Tips on the best ways to experience the Kona side
If you’re planning a visit to the Kona Coast, there are a few tips that can help you make the most of your experience. First, be sure to rent a car so you can easily explore the area and visit all the attractions. The Kona Coast is known for its stunning scenic drives, so having your own wheels will allow you to take in the breathtaking views at your own pace.
Additionally, don’t forget to pack sunscreen, a hat, and plenty of water. The Kona Coast is known for its year-round sunny weather, so staying hydrated and protected from the sun is essential. And finally, be sure to try some of the local cuisine during your visit. From fresh seafood to traditional Hawaiian dishes, the Kona Coast offers a delicious array of dining options that are sure to satisfy any palate.

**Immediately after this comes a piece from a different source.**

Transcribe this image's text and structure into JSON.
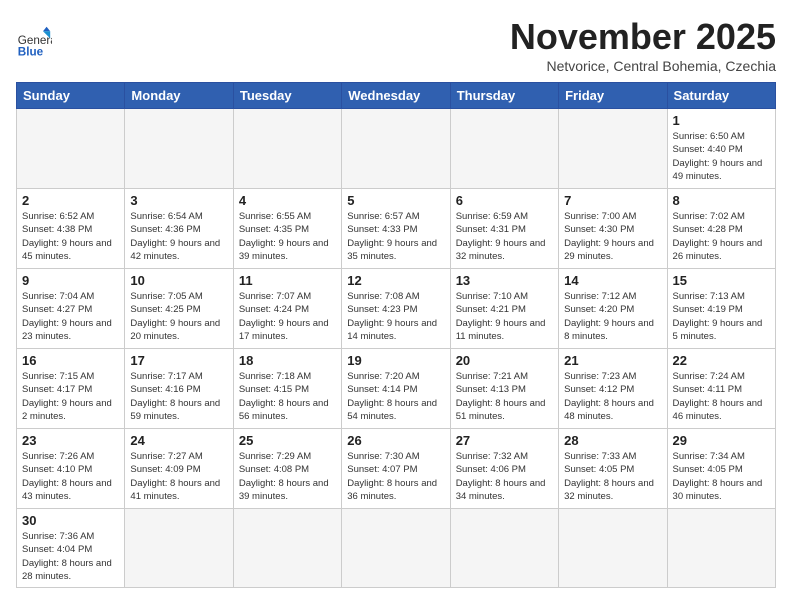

Planning Your Hawaii Vacation
– When to visit Kona for the most sunshine
If you’re looking for sunny weather during your Hawaii vacation, the Kona side of the Big Island is your best bet. With its location on the leeward side of the island, Kona experiences significantly less rainfall compared to other parts of the island. The months of May to September are generally the driest, with long stretches of sunny days and minimal rainfall. However, it’s important to note that the weather can vary, so it’s always a good idea to check the forecast before your trip.

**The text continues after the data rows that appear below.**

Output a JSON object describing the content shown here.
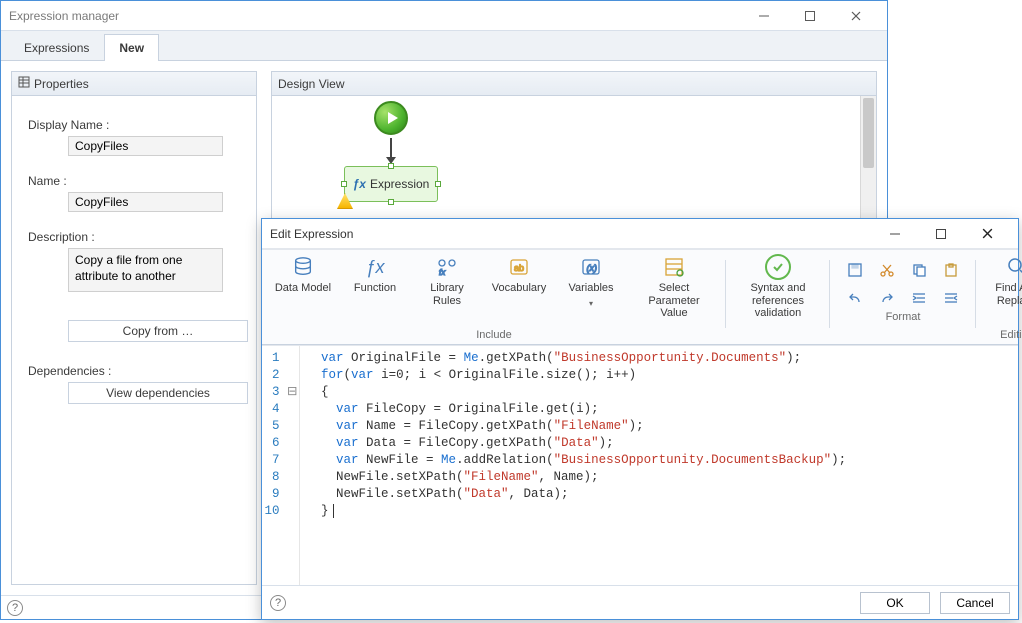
{
  "outer": {
    "title": "Expression manager",
    "tabs": [
      {
        "label": "Expressions",
        "active": false
      },
      {
        "label": "New",
        "active": true
      }
    ]
  },
  "properties": {
    "panel_title": "Properties",
    "display_name_label": "Display Name :",
    "display_name_value": "CopyFiles",
    "name_label": "Name :",
    "name_value": "CopyFiles",
    "description_label": "Description :",
    "description_value": "Copy a file from one attribute to another",
    "copy_from_btn": "Copy from …",
    "dependencies_label": "Dependencies :",
    "view_deps_btn": "View dependencies"
  },
  "design": {
    "panel_title": "Design View",
    "expression_node_label": "Expression"
  },
  "edit": {
    "title": "Edit Expression",
    "ribbon": {
      "include_caption": "Include",
      "format_caption": "Format",
      "editing_caption": "Editing",
      "data_model": "Data Model",
      "function": "Function",
      "library_rules": "Library Rules",
      "vocabulary": "Vocabulary",
      "variables": "Variables",
      "select_param_value": "Select Parameter Value",
      "syntax_validation": "Syntax and references validation",
      "find_replace": "Find And Replace"
    },
    "code_lines": [
      {
        "n": 1,
        "t": "  var OriginalFile = Me.getXPath(\"BusinessOpportunity.Documents\");"
      },
      {
        "n": 2,
        "t": "  for(var i=0; i < OriginalFile.size(); i++)"
      },
      {
        "n": 3,
        "t": "  {"
      },
      {
        "n": 4,
        "t": "    var FileCopy = OriginalFile.get(i);"
      },
      {
        "n": 5,
        "t": "    var Name = FileCopy.getXPath(\"FileName\");"
      },
      {
        "n": 6,
        "t": "    var Data = FileCopy.getXPath(\"Data\");"
      },
      {
        "n": 7,
        "t": "    var NewFile = Me.addRelation(\"BusinessOpportunity.DocumentsBackup\");"
      },
      {
        "n": 8,
        "t": "    NewFile.setXPath(\"FileName\", Name);"
      },
      {
        "n": 9,
        "t": "    NewFile.setXPath(\"Data\", Data);"
      },
      {
        "n": 10,
        "t": "  }"
      }
    ],
    "ok_btn": "OK",
    "cancel_btn": "Cancel"
  }
}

– Tips on where to stay on the Kona side
When choosing where to stay on the Kona side, there are a few options to consider. The town of Kailua-Kona offers a range of accommodations, from luxury resorts to budget-friendly hotels. This lively area is known for its beautiful beaches, vibrant nightlife, and proximity to popular attractions like the Kona Coffee farms. If you prefer a quieter and more secluded experience, you might consider staying in one of the resorts or vacation rentals further south along the coast.

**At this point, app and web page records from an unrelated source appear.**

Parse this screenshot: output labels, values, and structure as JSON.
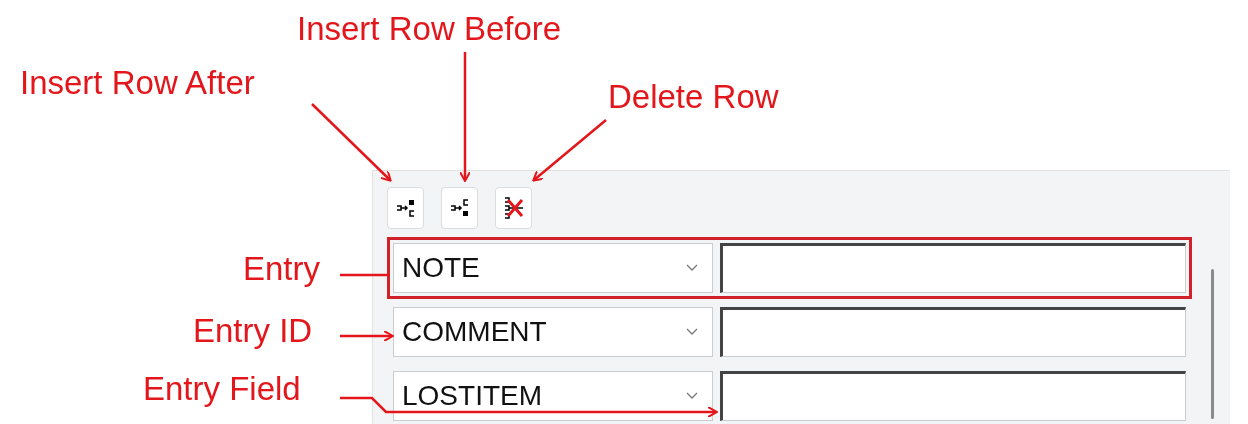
{
  "annotations": [
    {
      "text": "Insert Row After"
    },
    {
      "text": "Insert Row Before"
    },
    {
      "text": "Delete Row"
    },
    {
      "text": "Entry"
    },
    {
      "text": "Entry ID"
    },
    {
      "text": "Entry Field"
    }
  ],
  "toolbar": [
    {
      "kind": "insert_after"
    },
    {
      "kind": "insert_before"
    },
    {
      "kind": "delete"
    }
  ],
  "rows": [
    {
      "entry_id": "NOTE",
      "highlighted": true
    },
    {
      "entry_id": "COMMENT",
      "highlighted": false
    },
    {
      "entry_id": "LOSTITEM",
      "highlighted": false
    }
  ]
}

For those looking to explore the natural wonders of the island, the Kona side offers easy access to attractions such as the Kaloko-Honokohau National Historical Park and the Pu’uhonua o Honaunau National Historical Park. These sites provide a glimpse into Hawaii’s rich history and offer opportunities for hiking, snorkeling, and wildlife spotting.
– Additional planning considerations
When planning your Hawaii vacation, it’s important to consider a few additional factors. First, be aware that the Kona side can get quite hot, especially during the summer months. Make sure to pack sunscreen, hats, and lightweight clothing to protect yourself from the sun.
Additionally, renting a car is highly recommended to get around the Big Island, as public transportation options are limited. Having your own transportation will allow you to explore the diverse landscapes and attractions at your own pace.
Lastly, don’t forget to check for any travel advisories or restrictions before your trip. The official website of the Hawaii Tourism Authority (www.gohawaii.com) provides up-to-date information on travel requirements and safety guidelines for visitors.
The Kona side of the Big Island lives up to its reputation as the drier, sunnier side. With far less rainfall influenced by the rain shadow effect, you can expect more days enjoying Kona’s beaches, snorkeling, and iconic attractions. Use these tips to plan your vacation on the leeward side of Hawaii’s largest island.